(Dataset excerpts)
####

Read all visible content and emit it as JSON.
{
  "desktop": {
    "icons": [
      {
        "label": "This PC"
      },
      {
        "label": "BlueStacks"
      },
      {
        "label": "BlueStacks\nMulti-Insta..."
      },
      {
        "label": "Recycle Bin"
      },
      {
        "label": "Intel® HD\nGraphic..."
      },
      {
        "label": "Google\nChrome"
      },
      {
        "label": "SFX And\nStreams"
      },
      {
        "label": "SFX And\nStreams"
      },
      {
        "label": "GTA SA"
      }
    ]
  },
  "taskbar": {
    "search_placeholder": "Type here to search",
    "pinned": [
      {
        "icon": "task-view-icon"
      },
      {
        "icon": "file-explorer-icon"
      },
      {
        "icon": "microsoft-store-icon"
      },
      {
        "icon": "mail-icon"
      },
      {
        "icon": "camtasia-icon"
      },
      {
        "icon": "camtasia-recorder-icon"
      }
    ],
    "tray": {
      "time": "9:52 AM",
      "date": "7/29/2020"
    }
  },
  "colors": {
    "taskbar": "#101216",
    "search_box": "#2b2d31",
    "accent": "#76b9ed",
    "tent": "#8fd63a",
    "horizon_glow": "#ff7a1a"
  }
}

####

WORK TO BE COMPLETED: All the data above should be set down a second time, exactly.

FINISHED EXERCISE:
Read all visible content and emit it as JSON.
{
  "desktop": {
    "icons": [
      {
        "label": "This PC"
      },
      {
        "label": "BlueStacks"
      },
      {
        "label": "BlueStacks\nMulti-Insta..."
      },
      {
        "label": "Recycle Bin"
      },
      {
        "label": "Intel® HD\nGraphic..."
      },
      {
        "label": "Google\nChrome"
      },
      {
        "label": "SFX And\nStreams"
      },
      {
        "label": "SFX And\nStreams"
      },
      {
        "label": "GTA SA"
      }
    ]
  },
  "taskbar": {
    "search_placeholder": "Type here to search",
    "pinned": [
      {
        "icon": "task-view-icon"
      },
      {
        "icon": "file-explorer-icon"
      },
      {
        "icon": "microsoft-store-icon"
      },
      {
        "icon": "mail-icon"
      },
      {
        "icon": "camtasia-icon"
      },
      {
        "icon": "camtasia-recorder-icon"
      }
    ],
    "tray": {
      "time": "9:52 AM",
      "date": "7/29/2020"
    }
  },
  "colors": {
    "taskbar": "#101216",
    "search_box": "#2b2d31",
    "accent": "#76b9ed",
    "tent": "#8fd63a",
    "horizon_glow": "#ff7a1a"
  }
}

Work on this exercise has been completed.